**** Provided records

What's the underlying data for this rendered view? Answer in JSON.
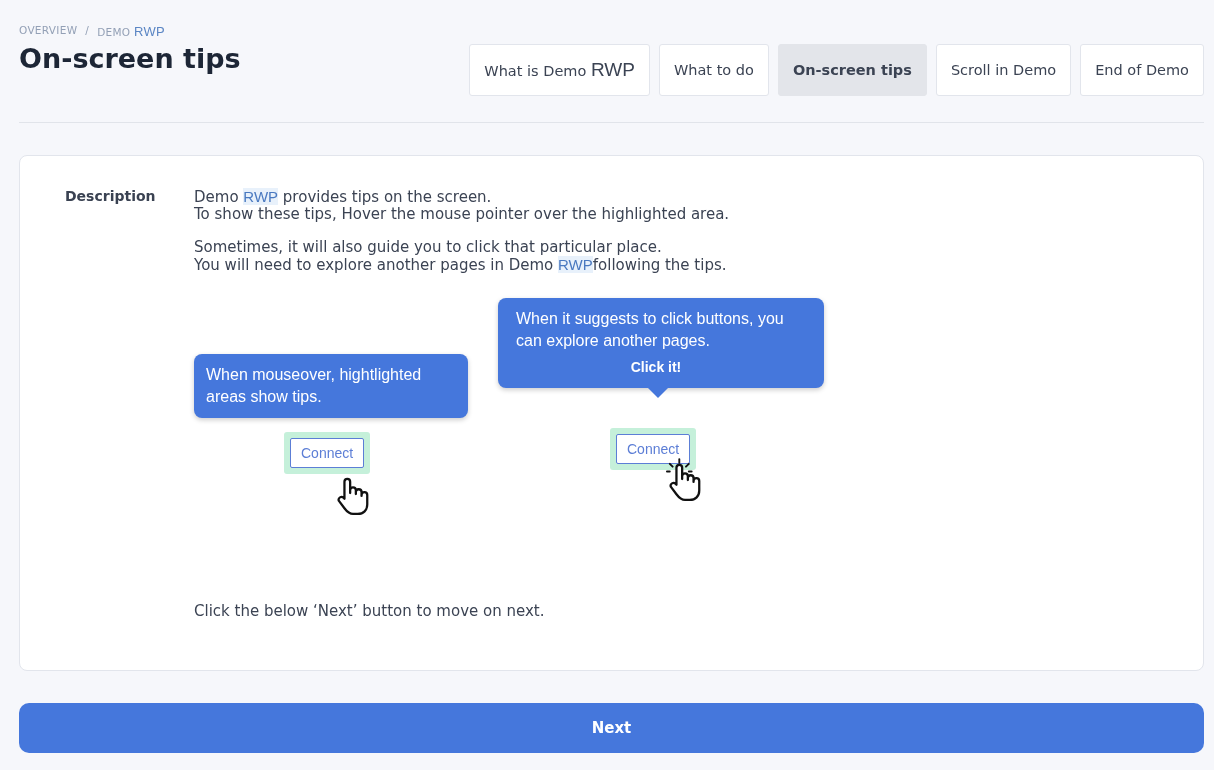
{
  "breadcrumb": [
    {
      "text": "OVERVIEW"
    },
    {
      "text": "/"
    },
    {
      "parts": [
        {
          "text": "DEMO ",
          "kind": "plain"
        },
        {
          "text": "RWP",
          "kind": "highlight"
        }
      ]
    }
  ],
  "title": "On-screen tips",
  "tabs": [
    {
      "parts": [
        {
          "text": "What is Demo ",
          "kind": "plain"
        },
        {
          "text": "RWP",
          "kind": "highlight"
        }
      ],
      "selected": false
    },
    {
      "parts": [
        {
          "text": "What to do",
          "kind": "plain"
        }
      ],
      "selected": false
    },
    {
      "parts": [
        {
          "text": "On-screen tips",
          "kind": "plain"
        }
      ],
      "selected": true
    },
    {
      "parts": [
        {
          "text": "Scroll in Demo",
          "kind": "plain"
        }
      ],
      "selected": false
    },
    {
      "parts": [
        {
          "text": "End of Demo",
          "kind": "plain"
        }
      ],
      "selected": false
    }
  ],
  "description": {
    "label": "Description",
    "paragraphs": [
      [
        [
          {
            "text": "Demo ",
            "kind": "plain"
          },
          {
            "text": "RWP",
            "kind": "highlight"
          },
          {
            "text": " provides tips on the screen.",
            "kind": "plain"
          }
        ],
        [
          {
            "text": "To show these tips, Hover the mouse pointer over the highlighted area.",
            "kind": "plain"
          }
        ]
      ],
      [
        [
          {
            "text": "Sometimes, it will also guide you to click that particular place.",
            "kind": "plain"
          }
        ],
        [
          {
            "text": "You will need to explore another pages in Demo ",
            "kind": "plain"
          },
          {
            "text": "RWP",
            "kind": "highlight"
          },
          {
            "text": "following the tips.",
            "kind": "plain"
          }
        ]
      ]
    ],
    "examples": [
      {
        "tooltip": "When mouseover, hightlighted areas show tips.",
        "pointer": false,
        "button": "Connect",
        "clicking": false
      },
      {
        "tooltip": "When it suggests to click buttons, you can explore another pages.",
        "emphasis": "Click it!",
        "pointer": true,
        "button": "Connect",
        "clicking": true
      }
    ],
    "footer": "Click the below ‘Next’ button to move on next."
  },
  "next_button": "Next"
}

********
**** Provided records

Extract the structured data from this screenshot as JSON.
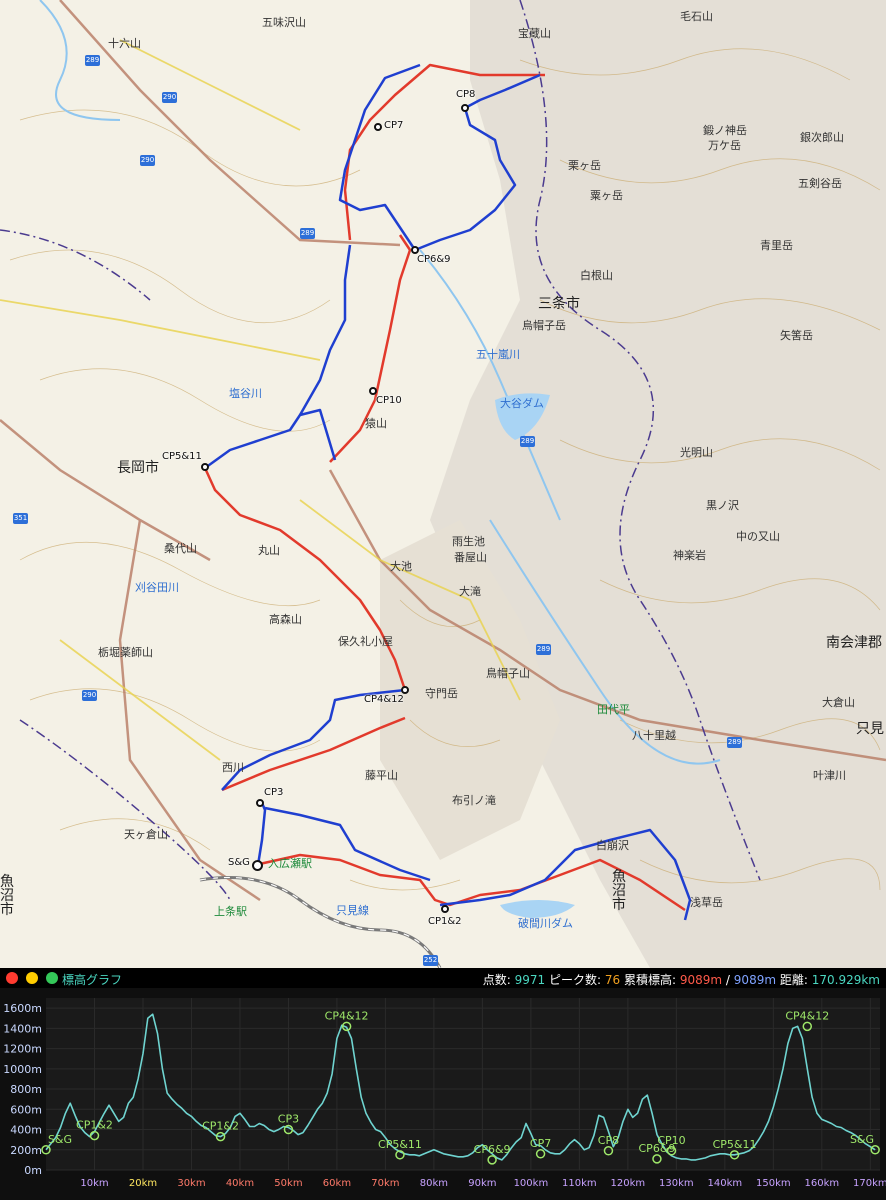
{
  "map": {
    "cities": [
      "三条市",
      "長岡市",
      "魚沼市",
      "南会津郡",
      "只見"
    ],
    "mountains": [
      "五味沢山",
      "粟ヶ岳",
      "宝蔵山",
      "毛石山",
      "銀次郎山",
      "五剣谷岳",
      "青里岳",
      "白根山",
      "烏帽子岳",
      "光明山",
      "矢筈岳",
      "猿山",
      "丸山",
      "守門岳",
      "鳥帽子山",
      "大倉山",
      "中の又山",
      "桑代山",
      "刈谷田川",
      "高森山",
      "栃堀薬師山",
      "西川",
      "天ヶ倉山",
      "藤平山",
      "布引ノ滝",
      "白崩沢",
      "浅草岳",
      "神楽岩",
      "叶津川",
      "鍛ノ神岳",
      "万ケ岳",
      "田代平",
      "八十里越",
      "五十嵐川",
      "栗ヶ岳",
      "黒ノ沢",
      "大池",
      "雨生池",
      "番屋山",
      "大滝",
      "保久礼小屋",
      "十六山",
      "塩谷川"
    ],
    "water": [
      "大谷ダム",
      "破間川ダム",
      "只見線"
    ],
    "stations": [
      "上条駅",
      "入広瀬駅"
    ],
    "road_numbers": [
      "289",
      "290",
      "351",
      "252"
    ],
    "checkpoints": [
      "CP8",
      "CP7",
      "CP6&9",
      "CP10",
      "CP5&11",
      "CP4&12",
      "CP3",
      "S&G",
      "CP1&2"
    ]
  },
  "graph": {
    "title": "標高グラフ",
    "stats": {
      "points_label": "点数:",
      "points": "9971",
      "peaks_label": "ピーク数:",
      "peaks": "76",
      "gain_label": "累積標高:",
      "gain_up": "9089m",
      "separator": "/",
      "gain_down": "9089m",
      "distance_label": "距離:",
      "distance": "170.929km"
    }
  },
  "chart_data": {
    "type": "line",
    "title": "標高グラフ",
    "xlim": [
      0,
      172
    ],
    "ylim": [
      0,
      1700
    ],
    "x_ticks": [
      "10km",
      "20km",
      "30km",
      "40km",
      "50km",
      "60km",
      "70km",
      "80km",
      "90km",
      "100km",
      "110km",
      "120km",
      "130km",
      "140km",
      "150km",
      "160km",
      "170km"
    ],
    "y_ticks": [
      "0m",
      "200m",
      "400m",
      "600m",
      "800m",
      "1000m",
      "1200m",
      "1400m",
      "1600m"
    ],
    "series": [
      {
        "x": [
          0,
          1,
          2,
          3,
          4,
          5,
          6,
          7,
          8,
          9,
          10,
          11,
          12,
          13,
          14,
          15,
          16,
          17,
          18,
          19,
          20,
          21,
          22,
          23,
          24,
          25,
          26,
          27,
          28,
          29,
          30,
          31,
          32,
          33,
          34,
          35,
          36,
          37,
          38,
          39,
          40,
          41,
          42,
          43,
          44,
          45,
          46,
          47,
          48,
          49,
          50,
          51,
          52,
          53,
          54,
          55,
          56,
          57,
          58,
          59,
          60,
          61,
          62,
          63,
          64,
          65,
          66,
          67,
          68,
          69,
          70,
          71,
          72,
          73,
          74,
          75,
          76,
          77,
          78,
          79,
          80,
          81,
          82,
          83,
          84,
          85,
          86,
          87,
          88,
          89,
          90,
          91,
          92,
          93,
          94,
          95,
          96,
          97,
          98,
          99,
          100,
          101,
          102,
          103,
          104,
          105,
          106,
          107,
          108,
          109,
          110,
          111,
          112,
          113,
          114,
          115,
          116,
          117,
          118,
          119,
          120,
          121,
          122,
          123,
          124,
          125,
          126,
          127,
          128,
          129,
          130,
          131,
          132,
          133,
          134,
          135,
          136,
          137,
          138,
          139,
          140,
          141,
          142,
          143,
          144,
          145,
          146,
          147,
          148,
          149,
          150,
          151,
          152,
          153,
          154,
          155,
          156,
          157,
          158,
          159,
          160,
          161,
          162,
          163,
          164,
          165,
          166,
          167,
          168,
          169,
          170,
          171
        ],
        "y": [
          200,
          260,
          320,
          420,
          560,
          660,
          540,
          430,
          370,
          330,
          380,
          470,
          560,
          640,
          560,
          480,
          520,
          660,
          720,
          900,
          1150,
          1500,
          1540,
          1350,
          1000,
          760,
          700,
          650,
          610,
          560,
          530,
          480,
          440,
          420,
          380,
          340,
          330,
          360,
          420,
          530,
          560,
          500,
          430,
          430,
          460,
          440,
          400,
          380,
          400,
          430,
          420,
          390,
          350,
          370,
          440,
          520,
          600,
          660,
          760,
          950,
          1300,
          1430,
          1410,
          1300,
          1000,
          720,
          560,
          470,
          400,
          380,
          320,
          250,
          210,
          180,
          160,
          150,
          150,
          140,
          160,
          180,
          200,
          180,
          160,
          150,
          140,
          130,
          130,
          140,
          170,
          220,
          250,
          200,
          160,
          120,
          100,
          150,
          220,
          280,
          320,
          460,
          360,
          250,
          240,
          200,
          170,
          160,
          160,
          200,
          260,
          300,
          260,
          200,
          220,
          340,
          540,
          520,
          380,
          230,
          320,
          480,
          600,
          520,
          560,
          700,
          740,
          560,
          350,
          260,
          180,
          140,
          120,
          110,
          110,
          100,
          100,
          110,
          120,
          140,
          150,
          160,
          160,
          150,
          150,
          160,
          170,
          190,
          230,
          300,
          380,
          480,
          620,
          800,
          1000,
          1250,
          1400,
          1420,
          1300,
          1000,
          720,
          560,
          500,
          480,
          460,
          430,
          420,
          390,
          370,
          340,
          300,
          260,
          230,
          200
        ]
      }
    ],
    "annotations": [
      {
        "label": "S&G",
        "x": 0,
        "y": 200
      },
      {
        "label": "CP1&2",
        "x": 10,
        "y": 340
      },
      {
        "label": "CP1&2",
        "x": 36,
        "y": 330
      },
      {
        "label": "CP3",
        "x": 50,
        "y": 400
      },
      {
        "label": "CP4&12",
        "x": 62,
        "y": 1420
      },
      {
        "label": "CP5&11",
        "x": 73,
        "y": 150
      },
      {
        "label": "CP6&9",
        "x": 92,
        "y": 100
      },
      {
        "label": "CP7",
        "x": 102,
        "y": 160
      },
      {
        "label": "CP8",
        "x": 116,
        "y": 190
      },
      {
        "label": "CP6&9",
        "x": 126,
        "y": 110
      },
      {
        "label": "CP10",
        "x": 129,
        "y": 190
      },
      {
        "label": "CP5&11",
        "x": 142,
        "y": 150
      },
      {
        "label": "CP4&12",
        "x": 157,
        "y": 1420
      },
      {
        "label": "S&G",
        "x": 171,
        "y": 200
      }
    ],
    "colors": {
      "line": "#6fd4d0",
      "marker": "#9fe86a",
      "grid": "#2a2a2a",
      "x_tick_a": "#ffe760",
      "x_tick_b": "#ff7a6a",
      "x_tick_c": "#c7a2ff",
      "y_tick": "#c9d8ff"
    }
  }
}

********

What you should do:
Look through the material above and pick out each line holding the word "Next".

Exercise response:
    "footer": "Click the below ‘Next’ button to move on next."
  "next_button": "Next"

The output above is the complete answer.